__Aim of the task__:
Whenever a line carries the word "title", pull it out of the entries.

Page and application data records
○ ○ ○
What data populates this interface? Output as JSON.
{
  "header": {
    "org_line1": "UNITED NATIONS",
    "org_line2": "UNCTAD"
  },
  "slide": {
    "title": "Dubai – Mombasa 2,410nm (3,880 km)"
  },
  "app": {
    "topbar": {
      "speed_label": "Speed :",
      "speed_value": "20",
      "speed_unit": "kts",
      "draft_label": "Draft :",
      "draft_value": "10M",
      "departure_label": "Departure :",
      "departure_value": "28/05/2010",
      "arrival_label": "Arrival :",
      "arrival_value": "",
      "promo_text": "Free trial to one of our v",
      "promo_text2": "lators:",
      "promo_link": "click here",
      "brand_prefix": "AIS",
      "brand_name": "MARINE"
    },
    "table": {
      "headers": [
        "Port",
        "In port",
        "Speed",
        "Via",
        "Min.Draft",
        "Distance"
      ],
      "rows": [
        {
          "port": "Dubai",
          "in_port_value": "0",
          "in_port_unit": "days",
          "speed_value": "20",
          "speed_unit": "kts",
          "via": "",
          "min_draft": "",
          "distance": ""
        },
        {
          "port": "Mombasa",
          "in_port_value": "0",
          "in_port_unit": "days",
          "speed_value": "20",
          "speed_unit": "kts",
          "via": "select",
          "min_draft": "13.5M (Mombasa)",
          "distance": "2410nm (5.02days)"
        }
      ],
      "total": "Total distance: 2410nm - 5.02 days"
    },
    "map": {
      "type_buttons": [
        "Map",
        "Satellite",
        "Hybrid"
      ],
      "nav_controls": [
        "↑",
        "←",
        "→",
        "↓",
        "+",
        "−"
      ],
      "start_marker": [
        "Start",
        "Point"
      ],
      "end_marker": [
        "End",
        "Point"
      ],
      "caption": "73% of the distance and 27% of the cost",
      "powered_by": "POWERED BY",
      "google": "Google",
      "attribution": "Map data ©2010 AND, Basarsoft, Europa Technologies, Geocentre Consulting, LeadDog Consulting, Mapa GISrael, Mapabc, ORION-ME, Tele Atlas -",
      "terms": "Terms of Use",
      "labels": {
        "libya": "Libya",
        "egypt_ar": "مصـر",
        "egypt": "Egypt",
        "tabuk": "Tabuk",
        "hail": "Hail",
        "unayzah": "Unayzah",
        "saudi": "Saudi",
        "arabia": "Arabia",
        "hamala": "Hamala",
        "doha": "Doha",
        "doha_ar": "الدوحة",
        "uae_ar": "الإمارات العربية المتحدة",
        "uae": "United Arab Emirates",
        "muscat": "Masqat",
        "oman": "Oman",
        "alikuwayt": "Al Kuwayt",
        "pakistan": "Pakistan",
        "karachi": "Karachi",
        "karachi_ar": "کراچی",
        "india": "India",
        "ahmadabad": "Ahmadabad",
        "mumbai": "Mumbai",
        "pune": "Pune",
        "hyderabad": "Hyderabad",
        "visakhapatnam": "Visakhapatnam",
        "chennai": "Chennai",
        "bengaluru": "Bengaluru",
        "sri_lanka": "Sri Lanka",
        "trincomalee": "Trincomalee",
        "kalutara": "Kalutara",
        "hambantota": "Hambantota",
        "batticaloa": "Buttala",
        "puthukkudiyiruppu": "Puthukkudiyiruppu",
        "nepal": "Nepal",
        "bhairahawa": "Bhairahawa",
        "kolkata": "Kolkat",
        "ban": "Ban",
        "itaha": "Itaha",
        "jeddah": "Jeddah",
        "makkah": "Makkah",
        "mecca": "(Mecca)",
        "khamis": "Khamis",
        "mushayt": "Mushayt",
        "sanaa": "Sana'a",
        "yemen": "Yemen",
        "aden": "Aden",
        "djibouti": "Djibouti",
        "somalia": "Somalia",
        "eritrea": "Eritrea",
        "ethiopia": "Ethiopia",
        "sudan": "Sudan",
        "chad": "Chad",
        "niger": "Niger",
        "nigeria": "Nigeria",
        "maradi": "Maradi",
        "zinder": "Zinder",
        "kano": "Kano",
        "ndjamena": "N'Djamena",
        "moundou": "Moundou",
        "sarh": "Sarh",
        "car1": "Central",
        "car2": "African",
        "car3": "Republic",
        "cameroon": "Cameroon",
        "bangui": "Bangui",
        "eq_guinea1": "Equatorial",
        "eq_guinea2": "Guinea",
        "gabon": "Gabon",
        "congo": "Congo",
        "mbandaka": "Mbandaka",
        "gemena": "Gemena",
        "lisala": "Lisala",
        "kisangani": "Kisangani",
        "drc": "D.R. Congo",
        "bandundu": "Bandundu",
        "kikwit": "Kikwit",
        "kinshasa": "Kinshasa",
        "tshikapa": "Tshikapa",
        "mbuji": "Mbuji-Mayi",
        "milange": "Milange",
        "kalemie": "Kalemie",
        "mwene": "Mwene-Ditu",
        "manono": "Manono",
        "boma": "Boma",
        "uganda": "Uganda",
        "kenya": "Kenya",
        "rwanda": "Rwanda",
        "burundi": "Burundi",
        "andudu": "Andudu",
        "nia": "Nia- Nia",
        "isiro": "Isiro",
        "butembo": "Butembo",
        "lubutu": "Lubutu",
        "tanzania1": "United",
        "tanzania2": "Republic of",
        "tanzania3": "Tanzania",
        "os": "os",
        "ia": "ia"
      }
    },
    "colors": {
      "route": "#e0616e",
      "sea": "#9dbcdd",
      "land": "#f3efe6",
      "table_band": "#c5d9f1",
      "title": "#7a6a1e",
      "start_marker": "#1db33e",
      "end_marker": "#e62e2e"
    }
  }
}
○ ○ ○
__Answer area__:
    "title": "Dubai – Mombasa 2,410nm (3,880 km)"
      "title": "#7a6a1e",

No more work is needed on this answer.